How far from home does the “buy local” criteria extend? Probably not all the way to the Rhode Island Avenue Home Depot. This elf’s decorating coffers being a little spare this year, I made the “Grinchish” decision to nix the tradition of stopping by Eastern Market for tree. Did we save a few bucks? Yes. Was there something missing from the experience? Yes, and it wasn’t the sullen “I could care less” customer service experience to be had at Home Depots everywhere.
Finances be damned, Father Christmas is on his way, so on Sunday night we visited the Home Depot, where the garden center looked like the Safeway produce section on Sunday nights. We late shoppers looked blankly at each other while tumbleweeds blew through the scant variety of firs and spruces left. Pablo and I left with a 6 footer; we paid $32. The taller trees were selling for $45, and the most expensive tree I saw was $60. Those, however, were totally sold out.
In a brief poll, it sounds like this year fewer people are buying trees at the Market, citing expense as the primary concern. A quick visit to the Eastern Market tree guys today made me regret the decision to head the big box as I looked down that alley of trees. That view of the evergreens framing “the shed” is one of my favorite things about the holidays here. To many, just having photos of lugging the tree through the market (preferably not knocking down vendors on your way), is worth the entertainment surcharge. The trees range from $35 for table “toppers” to “$100 and up” for 8 to 10 footers. You do go home with a stand, an enviable position for tree trimmers everywhere. The Market trees are still selling briskly this year, with a huge number shoppers taking advantage of the 24 hour buying opportunity. Apparently (perchance after a few eggnogs for dinner?) buying trees at midnight is a popular post party activity. A late night purchase like that would be a perfect pairing for the “holiday libation” theme tree our friend Nichole “pines” for.
Where did you buy your tree?
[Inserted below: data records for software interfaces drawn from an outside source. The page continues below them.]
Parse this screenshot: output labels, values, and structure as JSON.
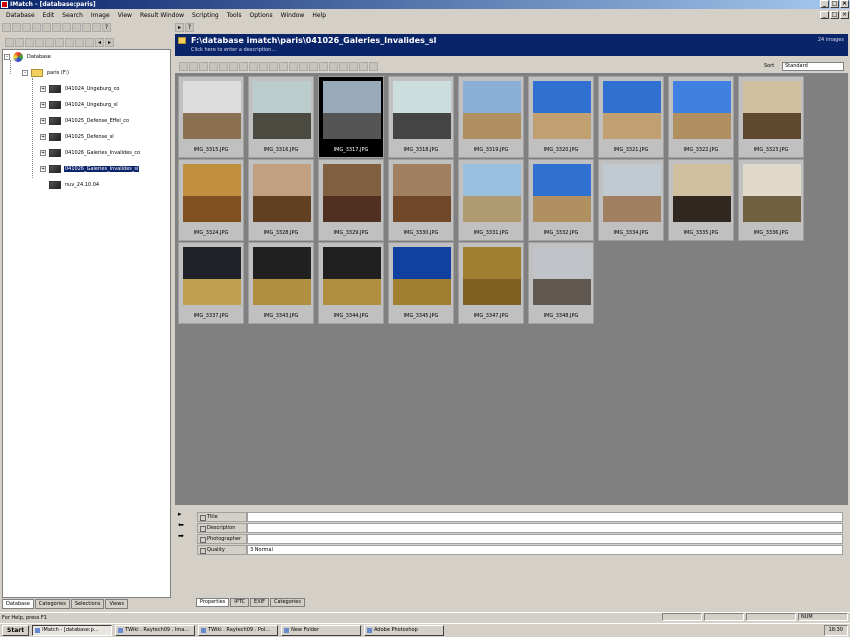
{
  "window": {
    "title": "IMatch - [database:paris]",
    "icon_name": "app-icon"
  },
  "menu": [
    "Database",
    "Edit",
    "Search",
    "Image",
    "View",
    "Result Window",
    "Scripting",
    "Tools",
    "Options",
    "Window",
    "Help"
  ],
  "tree": {
    "root": "Database",
    "folder": "paris (F:)",
    "items": [
      {
        "label": "041024_Ungeburg_co",
        "expandable": true
      },
      {
        "label": "041024_Ungeburg_sl",
        "expandable": true
      },
      {
        "label": "041025_Defense_Effel_co",
        "expandable": true
      },
      {
        "label": "041025_Defense_sl",
        "expandable": true
      },
      {
        "label": "041026_Galeries_Invalides_co",
        "expandable": true
      },
      {
        "label": "041026_Galeries_Invalides_sl",
        "expandable": true,
        "selected": true
      },
      {
        "label": "nuv_24.10.04",
        "expandable": false
      }
    ]
  },
  "left_tabs": [
    "Database",
    "Categories",
    "Selections",
    "Views"
  ],
  "header": {
    "path": "F:\\database imatch\\paris\\041026_Galeries_Invalides_sl",
    "description": "Click here to enter a description...",
    "count": "24 images"
  },
  "sort": {
    "label": "Sort",
    "value": "Standard"
  },
  "thumbnails": [
    {
      "name": "IMG_3315.JPG",
      "sky": "#ddd",
      "ground": "#8a7050"
    },
    {
      "name": "IMG_3316.JPG",
      "sky": "#bcc",
      "ground": "#4a4a40"
    },
    {
      "name": "IMG_3317.JPG",
      "sky": "#9ab",
      "ground": "#555",
      "selected": true
    },
    {
      "name": "IMG_3318.JPG",
      "sky": "#cdd",
      "ground": "#444"
    },
    {
      "name": "IMG_3319.JPG",
      "sky": "#8ab0d8",
      "ground": "#b09060"
    },
    {
      "name": "IMG_3320.JPG",
      "sky": "#3070d0",
      "ground": "#c0a070"
    },
    {
      "name": "IMG_3321.JPG",
      "sky": "#3070d0",
      "ground": "#c0a070"
    },
    {
      "name": "IMG_3322.JPG",
      "sky": "#4080e0",
      "ground": "#b09060"
    },
    {
      "name": "IMG_3323.JPG",
      "sky": "#d0c0a0",
      "ground": "#604830"
    },
    {
      "name": "IMG_3324.JPG",
      "sky": "#c09040",
      "ground": "#805020"
    },
    {
      "name": "IMG_3328.JPG",
      "sky": "#c0a080",
      "ground": "#604020"
    },
    {
      "name": "IMG_3329.JPG",
      "sky": "#806040",
      "ground": "#503020"
    },
    {
      "name": "IMG_3330.JPG",
      "sky": "#a08060",
      "ground": "#704828"
    },
    {
      "name": "IMG_3331.JPG",
      "sky": "#9ac0e0",
      "ground": "#b09a70"
    },
    {
      "name": "IMG_3332.JPG",
      "sky": "#3070d0",
      "ground": "#b09060"
    },
    {
      "name": "IMG_3334.JPG",
      "sky": "#c0c8d0",
      "ground": "#a08060"
    },
    {
      "name": "IMG_3335.JPG",
      "sky": "#d0c0a0",
      "ground": "#302820"
    },
    {
      "name": "IMG_3336.JPG",
      "sky": "#e0d8c8",
      "ground": "#706040"
    },
    {
      "name": "IMG_3337.JPG",
      "sky": "#202028",
      "ground": "#c0a050"
    },
    {
      "name": "IMG_3343.JPG",
      "sky": "#202020",
      "ground": "#b09040"
    },
    {
      "name": "IMG_3344.JPG",
      "sky": "#202020",
      "ground": "#b09040"
    },
    {
      "name": "IMG_3345.JPG",
      "sky": "#1040a0",
      "ground": "#a08030"
    },
    {
      "name": "IMG_3347.JPG",
      "sky": "#a08030",
      "ground": "#806020"
    },
    {
      "name": "IMG_3348.JPG",
      "sky": "#c0c4c8",
      "ground": "#605850"
    }
  ],
  "properties": [
    {
      "key": "Title",
      "value": ""
    },
    {
      "key": "Description",
      "value": ""
    },
    {
      "key": "Photographer",
      "value": ""
    },
    {
      "key": "Quality",
      "value": "3 Normal"
    }
  ],
  "prop_tabs": [
    "Properties",
    "IPTC",
    "EXIF",
    "Categories"
  ],
  "status": {
    "help": "For Help, press F1",
    "mode": "NUM"
  },
  "taskbar": {
    "start": "Start",
    "tasks": [
      "IMatch - [database:p...",
      "TWiki . Raytech09 . Ima...",
      "TWiki . Raytech09 . Pol...",
      "New Folder",
      "Adobe Photoshop"
    ],
    "time": "18:30"
  }
}
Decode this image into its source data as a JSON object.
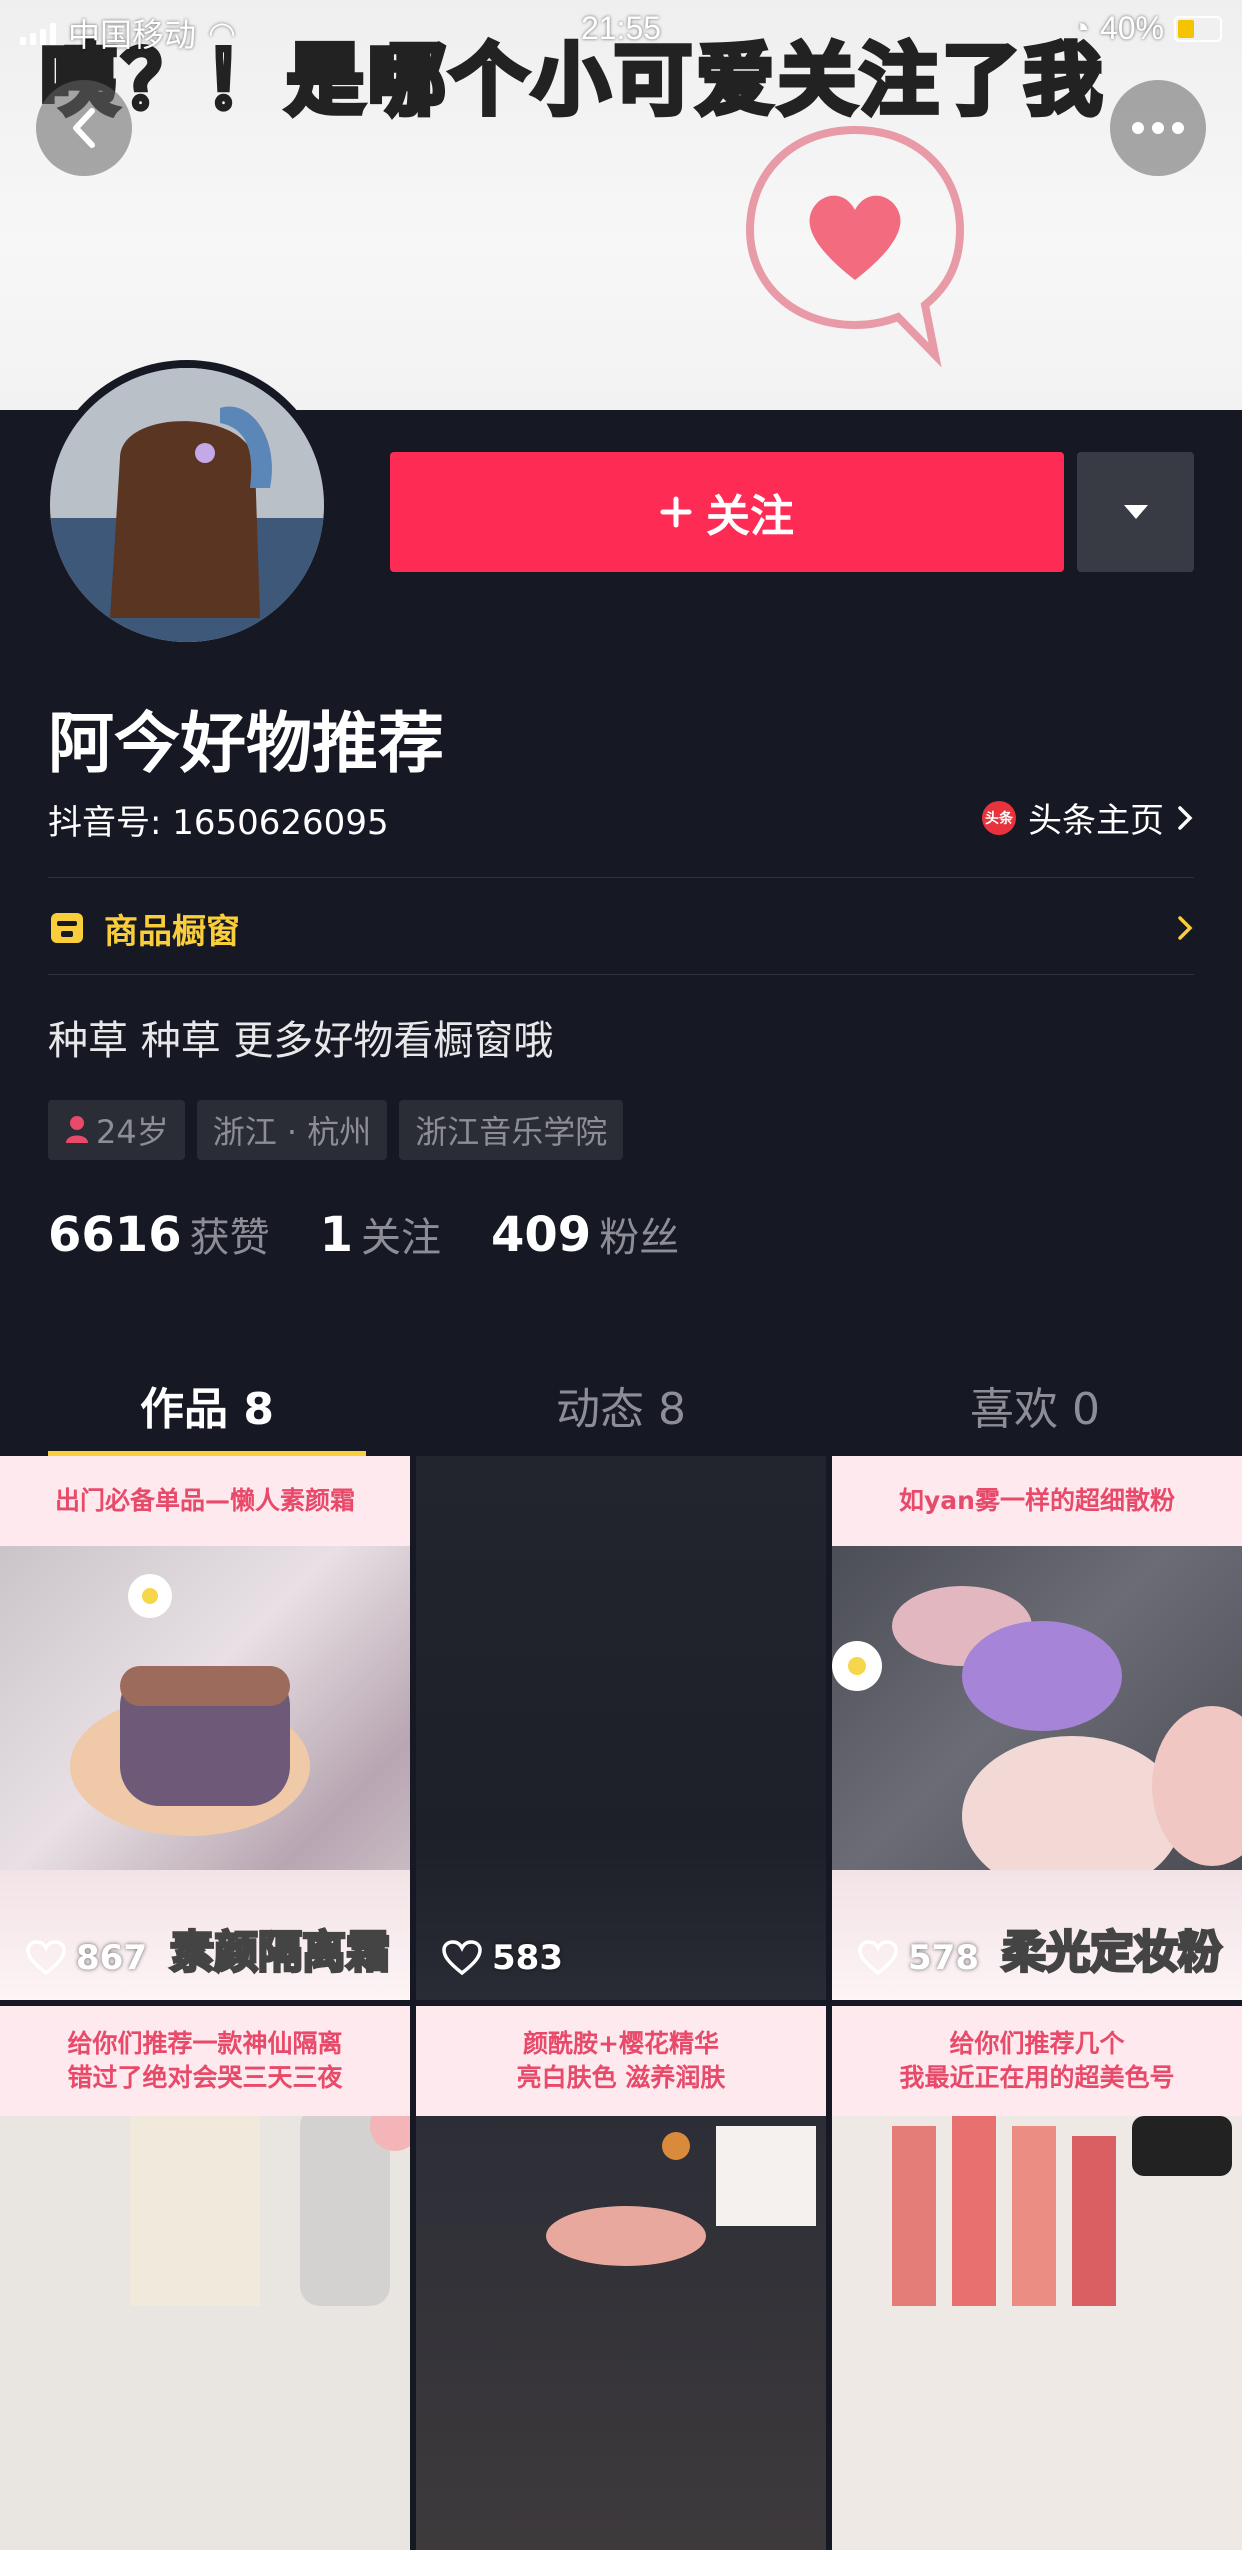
{
  "status_bar": {
    "carrier": "中国移动",
    "time": "21:55",
    "battery": "40%"
  },
  "banner": {
    "text": "咦？！是哪个小可爱关注了我"
  },
  "profile": {
    "follow_label": "关注",
    "name": "阿今好物推荐",
    "douyin_id": "抖音号: 1650626095",
    "toutiao_label": "头条主页",
    "toutiao_badge": "头条",
    "shop_label": "商品橱窗",
    "bio": "种草 种草 更多好物看橱窗哦",
    "tags": [
      "24岁",
      "浙江 · 杭州",
      "浙江音乐学院"
    ],
    "stats": [
      {
        "num": "6616",
        "label": "获赞"
      },
      {
        "num": "1",
        "label": "关注"
      },
      {
        "num": "409",
        "label": "粉丝"
      }
    ]
  },
  "tabs": [
    {
      "label": "作品 8"
    },
    {
      "label": "动态 8"
    },
    {
      "label": "喜欢 0"
    }
  ],
  "videos": [
    {
      "caption": "出门必备单品—懒人素颜霜",
      "title": "素颜隔离霜",
      "likes": "867"
    },
    {
      "caption": "",
      "title": "",
      "likes": "583"
    },
    {
      "caption": "如yan雾一样的超细散粉",
      "title": "柔光定妆粉",
      "likes": "578"
    },
    {
      "caption": "给你们推荐一款神仙隔离\n错过了绝对会哭三天三夜",
      "title": "",
      "likes": ""
    },
    {
      "caption": "颜酰胺+樱花精华\n亮白肤色  滋养润肤",
      "title": "",
      "likes": ""
    },
    {
      "caption": "给你们推荐几个\n我最近正在用的超美色号",
      "title": "",
      "likes": ""
    }
  ],
  "colors": {
    "accent": "#fe2c55",
    "shop": "#facd3a",
    "background": "#161823"
  }
}
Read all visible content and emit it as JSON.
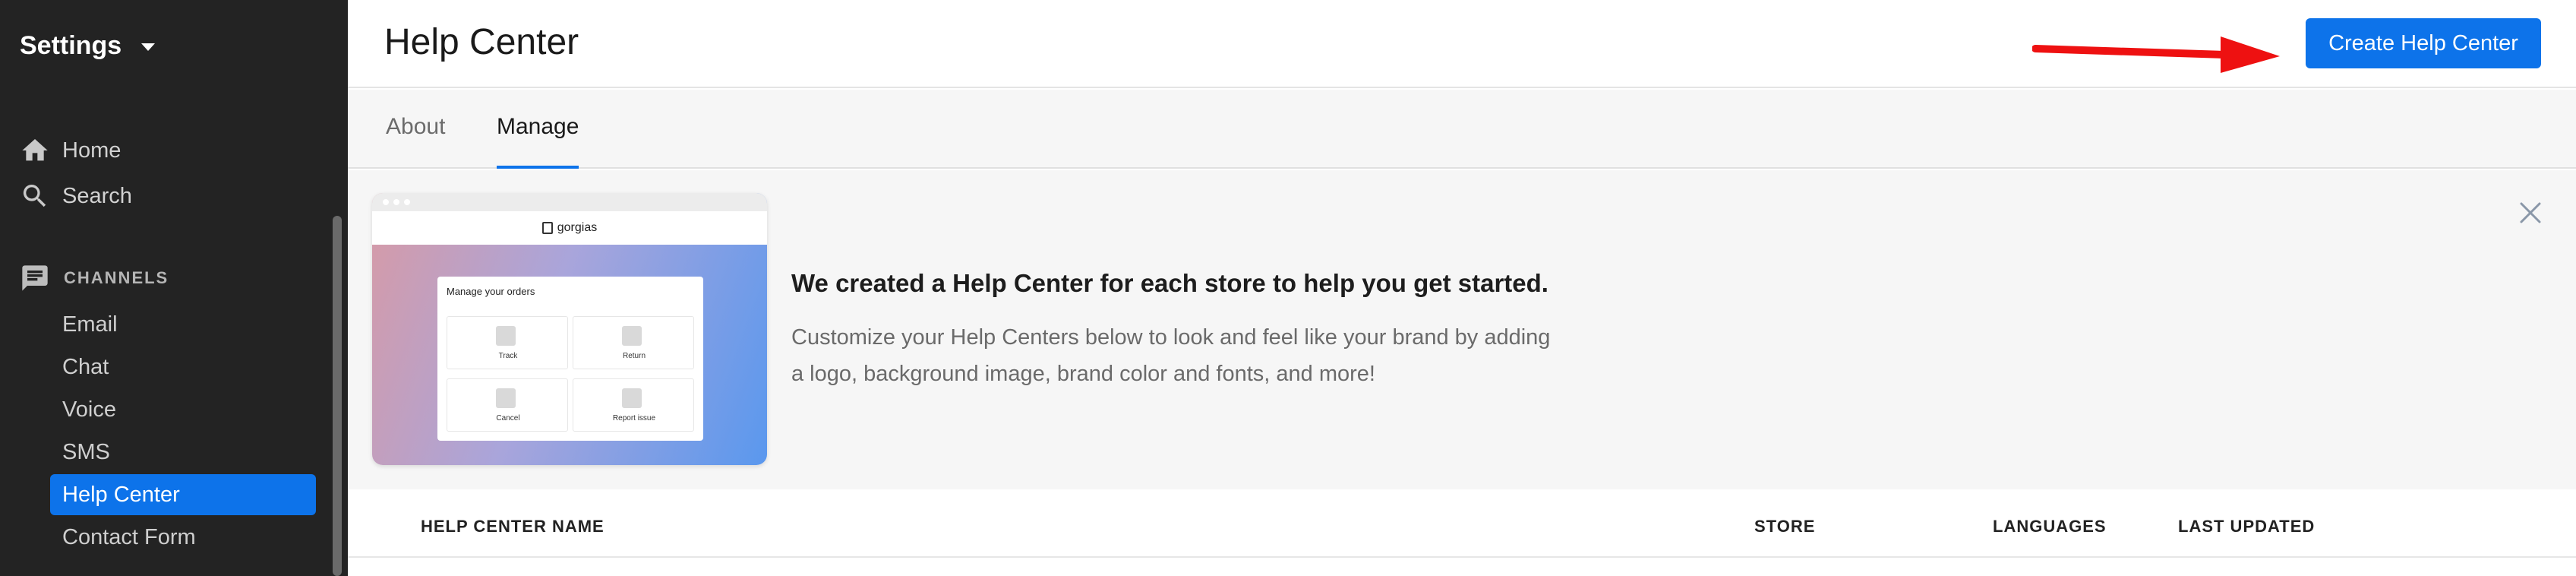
{
  "sidebar": {
    "title": "Settings",
    "nav": [
      {
        "label": "Home",
        "icon": "home-icon"
      },
      {
        "label": "Search",
        "icon": "search-icon"
      }
    ],
    "section_label": "CHANNELS",
    "section_icon": "chat-bubble-icon",
    "channels": [
      {
        "label": "Email",
        "active": false
      },
      {
        "label": "Chat",
        "active": false
      },
      {
        "label": "Voice",
        "active": false
      },
      {
        "label": "SMS",
        "active": false
      },
      {
        "label": "Help Center",
        "active": true
      },
      {
        "label": "Contact Form",
        "active": false
      }
    ]
  },
  "header": {
    "title": "Help Center",
    "create_button": "Create Help Center",
    "annotation": "red-arrow-pointing-right"
  },
  "tabs": [
    {
      "label": "About",
      "active": false
    },
    {
      "label": "Manage",
      "active": true
    }
  ],
  "banner": {
    "title": "We created a Help Center for each store to help you get started.",
    "description": "Customize your Help Centers below to look and feel like your brand by adding a logo, background image, brand color and fonts, and more!",
    "preview": {
      "brand": "gorgias",
      "card_title": "Manage your orders",
      "tiles": [
        "Track",
        "Return",
        "Cancel",
        "Report issue"
      ]
    }
  },
  "table": {
    "columns": [
      "HELP CENTER NAME",
      "STORE",
      "LANGUAGES",
      "LAST UPDATED"
    ]
  },
  "colors": {
    "accent": "#0d73ea",
    "sidebar_bg": "#232323",
    "annotation_arrow": "#ee1111"
  }
}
More on tree sales on Capitol Hill over the jump.
Garden Co-Manager Elizabeth Philbrick says Frager’s tree lot gets hit hard each night between 5:30-7 p.m. Trees are apparently flying out of the place; they sold over 570 of them in a week, and are already halfway through the second order. Frager’s White Pines and Frasier Firs cost from $29.99 to $138.99, with a few of 12 footers selling even higher. Those are serious trees, surely requiring more arboreal responsibility that I can manage. The store does recommend tree buyers invest $3 extra for Prolong, a product (non-harmful to kids or pets) that helps cut plants absorb water.
Philbrick welcomes folks to visit the store and pick up extra branches for decorating. “We’ve got tons of tree swag, and we’d love not to have to throw it away,” she said. Preschoolers will be making art projects out of the trunks that are trimmed down to promote water absorption. She confided that some HD-buyers stopped by and tried (successfully, to my surprise!) to get their trunks trimmed off at the store, having realized they missed that line at the chain store.
With regret in my go-local heart, I walked worriedly down 11th street to my favorite garden shopping spot, Ginkgo Gardens. They’ve got wreaths and garlands by the sleigh-load, and are holding an open house/sale throughout the weekend with big savings on garden accessories and furniture. The trees there start at $25 for 3 foot trees, and multiply the size of your preferred tree by 10 and that’s your price. They’ll deliver your tree, if you’re on the Hill, for $25.
For those that want to have a “tree experience,” one mom touted going to Poolesville to visit Homestead Farm. There you can have the true LL Bean experience: Mom or Dad can wow the kiddos by swinging the axe over their shoulder, do the Paul Bunyan routine, and drag away with a 9-foot Scotch pine or a 6-foot Douglas Fir for $45. Indeed, financially speaking, elbow grease wins the day.
Oh Tannenbaum, your branches green do delight us. Should we keep our green for greens in the neighborhood? What do you think?
Neighborly tip: Keep an eye on DPW for the tree removal schedule. You want to make sure that bad boy gets chipped into mulch.